### Exercise
Can the data below be set down again exactly, line for line?

### Input data
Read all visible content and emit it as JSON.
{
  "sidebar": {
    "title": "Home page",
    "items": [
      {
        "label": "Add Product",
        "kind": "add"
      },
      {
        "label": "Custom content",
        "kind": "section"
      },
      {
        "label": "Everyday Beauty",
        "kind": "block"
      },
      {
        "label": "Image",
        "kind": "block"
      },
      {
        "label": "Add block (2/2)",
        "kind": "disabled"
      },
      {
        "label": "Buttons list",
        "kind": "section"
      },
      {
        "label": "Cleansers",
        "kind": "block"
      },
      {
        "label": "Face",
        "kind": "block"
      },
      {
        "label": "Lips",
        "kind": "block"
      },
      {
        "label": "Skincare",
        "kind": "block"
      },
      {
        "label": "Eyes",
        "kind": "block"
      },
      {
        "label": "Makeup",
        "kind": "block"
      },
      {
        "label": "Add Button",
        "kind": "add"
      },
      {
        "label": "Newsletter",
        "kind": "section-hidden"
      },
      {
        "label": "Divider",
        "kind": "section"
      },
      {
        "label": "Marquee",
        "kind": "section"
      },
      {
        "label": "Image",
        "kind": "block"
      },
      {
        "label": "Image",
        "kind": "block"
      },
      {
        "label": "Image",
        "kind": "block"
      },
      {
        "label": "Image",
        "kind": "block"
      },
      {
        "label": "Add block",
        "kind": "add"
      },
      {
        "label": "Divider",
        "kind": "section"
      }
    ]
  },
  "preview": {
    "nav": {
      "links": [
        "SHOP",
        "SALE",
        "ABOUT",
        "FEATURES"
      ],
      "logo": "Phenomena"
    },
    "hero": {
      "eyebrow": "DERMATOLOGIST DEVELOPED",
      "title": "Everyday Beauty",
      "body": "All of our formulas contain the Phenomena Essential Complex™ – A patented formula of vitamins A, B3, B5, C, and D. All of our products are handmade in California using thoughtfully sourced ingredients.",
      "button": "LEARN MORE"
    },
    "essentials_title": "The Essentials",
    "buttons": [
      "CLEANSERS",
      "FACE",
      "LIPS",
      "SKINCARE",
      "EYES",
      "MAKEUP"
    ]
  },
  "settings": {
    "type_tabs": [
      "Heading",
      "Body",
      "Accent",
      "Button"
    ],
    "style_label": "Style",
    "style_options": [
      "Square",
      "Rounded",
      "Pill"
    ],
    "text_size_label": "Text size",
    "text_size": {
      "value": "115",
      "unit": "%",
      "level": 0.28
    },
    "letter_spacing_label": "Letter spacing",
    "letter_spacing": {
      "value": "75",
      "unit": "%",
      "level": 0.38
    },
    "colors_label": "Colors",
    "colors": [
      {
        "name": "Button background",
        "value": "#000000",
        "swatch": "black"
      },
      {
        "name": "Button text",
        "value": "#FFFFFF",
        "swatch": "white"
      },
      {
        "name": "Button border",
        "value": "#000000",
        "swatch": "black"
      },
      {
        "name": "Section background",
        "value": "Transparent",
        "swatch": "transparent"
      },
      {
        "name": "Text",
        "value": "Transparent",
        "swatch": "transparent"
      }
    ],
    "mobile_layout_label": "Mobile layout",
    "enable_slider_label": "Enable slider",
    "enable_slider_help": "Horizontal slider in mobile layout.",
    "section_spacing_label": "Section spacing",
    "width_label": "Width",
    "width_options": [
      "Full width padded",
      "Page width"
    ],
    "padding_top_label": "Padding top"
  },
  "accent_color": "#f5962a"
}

### Problem solution
Read all visible content and emit it as JSON.
{
  "sidebar": {
    "title": "Home page",
    "items": [
      {
        "label": "Add Product",
        "kind": "add"
      },
      {
        "label": "Custom content",
        "kind": "section"
      },
      {
        "label": "Everyday Beauty",
        "kind": "block"
      },
      {
        "label": "Image",
        "kind": "block"
      },
      {
        "label": "Add block (2/2)",
        "kind": "disabled"
      },
      {
        "label": "Buttons list",
        "kind": "section"
      },
      {
        "label": "Cleansers",
        "kind": "block"
      },
      {
        "label": "Face",
        "kind": "block"
      },
      {
        "label": "Lips",
        "kind": "block"
      },
      {
        "label": "Skincare",
        "kind": "block"
      },
      {
        "label": "Eyes",
        "kind": "block"
      },
      {
        "label": "Makeup",
        "kind": "block"
      },
      {
        "label": "Add Button",
        "kind": "add"
      },
      {
        "label": "Newsletter",
        "kind": "section-hidden"
      },
      {
        "label": "Divider",
        "kind": "section"
      },
      {
        "label": "Marquee",
        "kind": "section"
      },
      {
        "label": "Image",
        "kind": "block"
      },
      {
        "label": "Image",
        "kind": "block"
      },
      {
        "label": "Image",
        "kind": "block"
      },
      {
        "label": "Image",
        "kind": "block"
      },
      {
        "label": "Add block",
        "kind": "add"
      },
      {
        "label": "Divider",
        "kind": "section"
      }
    ]
  },
  "preview": {
    "nav": {
      "links": [
        "SHOP",
        "SALE",
        "ABOUT",
        "FEATURES"
      ],
      "logo": "Phenomena"
    },
    "hero": {
      "eyebrow": "DERMATOLOGIST DEVELOPED",
      "title": "Everyday Beauty",
      "body": "All of our formulas contain the Phenomena Essential Complex™ – A patented formula of vitamins A, B3, B5, C, and D. All of our products are handmade in California using thoughtfully sourced ingredients.",
      "button": "LEARN MORE"
    },
    "essentials_title": "The Essentials",
    "buttons": [
      "CLEANSERS",
      "FACE",
      "LIPS",
      "SKINCARE",
      "EYES",
      "MAKEUP"
    ]
  },
  "settings": {
    "type_tabs": [
      "Heading",
      "Body",
      "Accent",
      "Button"
    ],
    "style_label": "Style",
    "style_options": [
      "Square",
      "Rounded",
      "Pill"
    ],
    "text_size_label": "Text size",
    "text_size": {
      "value": "115",
      "unit": "%",
      "level": 0.28
    },
    "letter_spacing_label": "Letter spacing",
    "letter_spacing": {
      "value": "75",
      "unit": "%",
      "level": 0.38
    },
    "colors_label": "Colors",
    "colors": [
      {
        "name": "Button background",
        "value": "#000000",
        "swatch": "black"
      },
      {
        "name": "Button text",
        "value": "#FFFFFF",
        "swatch": "white"
      },
      {
        "name": "Button border",
        "value": "#000000",
        "swatch": "black"
      },
      {
        "name": "Section background",
        "value": "Transparent",
        "swatch": "transparent"
      },
      {
        "name": "Text",
        "value": "Transparent",
        "swatch": "transparent"
      }
    ],
    "mobile_layout_label": "Mobile layout",
    "enable_slider_label": "Enable slider",
    "enable_slider_help": "Horizontal slider in mobile layout.",
    "section_spacing_label": "Section spacing",
    "width_label": "Width",
    "width_options": [
      "Full width padded",
      "Page width"
    ],
    "padding_top_label": "Padding top"
  },
  "accent_color": "#f5962a"
}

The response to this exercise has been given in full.